Asked Questions;

What is Pathology?

Pathology is a branch of medical science primarily concerning the examination of organs, tissues, and bodily fluids in order to make a diagnosis of disease.


Types of pathology

The main branches of pathology are clinical pathology, anatomical pathology or a combination of the two, referred to as general pathology.


General pathology

General pathology describes the scientific study of disease which can be described as any abnormailty that is causing changes in the structure or function of body parts. In pathology, the causes, mechanisms and extent of disease may be examined.

The resulting changes in the structure or function of a body part and significance of the disease is also considered. A general pathologist would usually be familiar with all aspects of laboratory analysis and trained in clinical chemistry, microbiology and hematology, for example, but their knowledge would be less detailed than that of a subspecialist in one of these fields.


Anatomical pathology

This branch of pathology involves the study and diagnosis of disease based on the examination of surgically removed bodily specimens or sometimes of the whole body (autopsy). Aspects of a sample that may be considered include its gross anatomical make up, appearance of the cells and the immunological markers and chemical signatures in the cells.


Clinical pathology

This branch concerns the laboratory analysis of blood, urine and tissue samples to examine and diagnose disease. Typically, laboratories will process samples and provide results concerning blood counts, blood clotting ability or urine electrolytes, for example.


Who is a pathologist?

Pathologists are physicians who specialize in the diagnosis and characterization of disease based on the examination of tissues removed from diseased body parts or biopsy samples. They can also diagnose certain diseases and conditions through the laboratory analysis of various bodily fluids such as the blood, semen, saliva, cervical fluid, pleural fluid (around the lungs), pericardial fluid (around the heart) and ascetic fluid (collected in the abdomen in liver disease).

Pathologists specialize in a wide range of diseases including cancer. Tissue samples are observed under a microscope and the cellular pattern observed to help determine if a sample is cancerous or non-cancerous (benign). Pathologists also employ genetic studies and gene markers in the assessment of various diseases.

Pathologists work in conjunction with clinicians to help them make decisions regarding the most appropriate treatments for different disease conditions. Pathologists may also conduct post mortems or autopsies to investigate the cause of death. These specialists are called forensic pathologists.

By Dr Ananya Mandal, MD


What does Pathologist do?

Pathologists help care for patients every day by providing your doctor the information needed to ensure appropriate patient care. They are valuable resources for other physicians 24 hours a day, seven days a week.

A pathologist is a physician who studies body fluids and tissues, helps your primary care doctor make a diagnosis about your health or any medical problems you have, and uses laboratory tests to monitor the health of patients with chronic conditions.

A pathologist may also recommend what you can do to prevent illness and maintain good health. For example, when your blood is drawn as part of your annual physical, the pathologist supervises testing and performs tests to help assess your health.
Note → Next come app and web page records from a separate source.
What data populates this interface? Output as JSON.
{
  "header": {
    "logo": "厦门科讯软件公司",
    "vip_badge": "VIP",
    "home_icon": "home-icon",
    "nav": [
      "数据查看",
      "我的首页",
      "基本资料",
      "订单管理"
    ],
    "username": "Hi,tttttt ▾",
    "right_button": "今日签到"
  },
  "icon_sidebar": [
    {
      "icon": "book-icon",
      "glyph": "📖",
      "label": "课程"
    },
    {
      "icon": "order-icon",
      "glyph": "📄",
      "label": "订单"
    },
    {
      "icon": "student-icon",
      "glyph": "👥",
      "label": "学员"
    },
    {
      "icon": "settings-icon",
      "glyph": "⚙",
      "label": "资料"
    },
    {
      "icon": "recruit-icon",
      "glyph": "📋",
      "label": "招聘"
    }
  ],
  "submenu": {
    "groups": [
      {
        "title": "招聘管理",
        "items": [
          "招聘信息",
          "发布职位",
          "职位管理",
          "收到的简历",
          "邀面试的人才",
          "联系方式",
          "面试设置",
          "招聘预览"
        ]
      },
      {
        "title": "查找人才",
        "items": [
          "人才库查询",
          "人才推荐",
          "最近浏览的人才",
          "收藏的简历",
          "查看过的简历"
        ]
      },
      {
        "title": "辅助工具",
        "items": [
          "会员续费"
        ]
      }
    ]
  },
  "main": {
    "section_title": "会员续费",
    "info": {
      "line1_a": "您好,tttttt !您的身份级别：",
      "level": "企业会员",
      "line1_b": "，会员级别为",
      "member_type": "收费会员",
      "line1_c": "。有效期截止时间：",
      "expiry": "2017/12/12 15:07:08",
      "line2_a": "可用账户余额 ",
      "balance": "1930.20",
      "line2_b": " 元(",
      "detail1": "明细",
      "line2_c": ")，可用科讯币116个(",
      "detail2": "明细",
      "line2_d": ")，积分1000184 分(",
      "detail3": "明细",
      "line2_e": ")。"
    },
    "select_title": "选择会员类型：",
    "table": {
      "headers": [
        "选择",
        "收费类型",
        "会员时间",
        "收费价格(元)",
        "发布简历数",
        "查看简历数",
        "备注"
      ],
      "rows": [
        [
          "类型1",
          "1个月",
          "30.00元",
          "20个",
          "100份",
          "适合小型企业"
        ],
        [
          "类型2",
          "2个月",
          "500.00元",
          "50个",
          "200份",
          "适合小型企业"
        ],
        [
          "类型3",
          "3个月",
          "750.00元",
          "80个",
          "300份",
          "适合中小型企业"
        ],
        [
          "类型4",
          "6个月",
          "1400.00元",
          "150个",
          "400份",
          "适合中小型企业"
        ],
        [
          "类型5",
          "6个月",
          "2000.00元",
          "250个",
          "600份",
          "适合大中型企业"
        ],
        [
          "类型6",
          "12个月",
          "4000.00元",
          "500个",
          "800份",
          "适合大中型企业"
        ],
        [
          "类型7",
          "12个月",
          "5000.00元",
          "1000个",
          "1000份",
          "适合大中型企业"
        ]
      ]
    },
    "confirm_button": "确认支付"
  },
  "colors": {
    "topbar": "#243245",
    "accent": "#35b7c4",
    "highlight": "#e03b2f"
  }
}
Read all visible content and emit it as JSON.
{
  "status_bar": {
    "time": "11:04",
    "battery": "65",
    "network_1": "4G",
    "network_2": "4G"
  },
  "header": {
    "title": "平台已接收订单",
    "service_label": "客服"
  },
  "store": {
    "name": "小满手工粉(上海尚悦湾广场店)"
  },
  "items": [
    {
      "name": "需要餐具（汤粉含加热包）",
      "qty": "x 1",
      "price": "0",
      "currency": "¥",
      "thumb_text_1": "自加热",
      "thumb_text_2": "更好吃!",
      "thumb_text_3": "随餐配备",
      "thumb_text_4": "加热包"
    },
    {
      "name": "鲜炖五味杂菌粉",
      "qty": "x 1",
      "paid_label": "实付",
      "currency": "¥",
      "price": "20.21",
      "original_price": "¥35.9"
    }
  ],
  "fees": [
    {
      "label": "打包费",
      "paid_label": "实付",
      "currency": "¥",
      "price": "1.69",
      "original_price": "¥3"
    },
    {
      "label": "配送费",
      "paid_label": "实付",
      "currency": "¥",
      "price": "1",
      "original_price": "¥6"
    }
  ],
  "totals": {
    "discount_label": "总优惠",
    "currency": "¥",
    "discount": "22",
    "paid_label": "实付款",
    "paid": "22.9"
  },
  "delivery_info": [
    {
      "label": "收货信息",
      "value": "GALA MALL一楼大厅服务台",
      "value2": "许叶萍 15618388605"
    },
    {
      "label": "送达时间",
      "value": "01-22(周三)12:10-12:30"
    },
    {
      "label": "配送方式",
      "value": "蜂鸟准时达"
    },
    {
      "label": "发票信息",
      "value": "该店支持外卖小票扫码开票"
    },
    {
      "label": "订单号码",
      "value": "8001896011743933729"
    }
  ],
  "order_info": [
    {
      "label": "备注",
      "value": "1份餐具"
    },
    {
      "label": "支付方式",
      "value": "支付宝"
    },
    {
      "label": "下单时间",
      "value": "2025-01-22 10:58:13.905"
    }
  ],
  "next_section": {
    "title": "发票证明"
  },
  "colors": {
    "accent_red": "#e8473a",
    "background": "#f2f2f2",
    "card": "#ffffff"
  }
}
A pathologist will also examine a tissue biopsy to determine if it is benign or if you have cancer, and shares that information with your primary care doctor. Some pathologists specialize in genetic testing, which can for example, determine the most appropriate treatment for particular types of cancer.

Pathologists also perform autopsies, which not only determine the person’s cause of death, but may also discover more information about the genetic progression of a disease. This discovery can help family members take preventive action for their own health and can aid researchers in developing future treatments.

Source: College of American Pathologists, November 2005


What am I required to bring for my pathology testing?


Make sure you bring your pathology test request form that your doctor completed for you. Please note that we normally accept all pathology request forms.

Our pathology collection staff are required to positively identify you at the beginning of your procedure.

I have an old pathology request form that I never used – can I still use it?


Most test request forms are valid for at least 6 months (unless your doctor has specified otherwise).

If your pathology testing request form is more than 6 months old, please contact your doctor for a new request.



Copyright © 2015 · Best Bilgisayar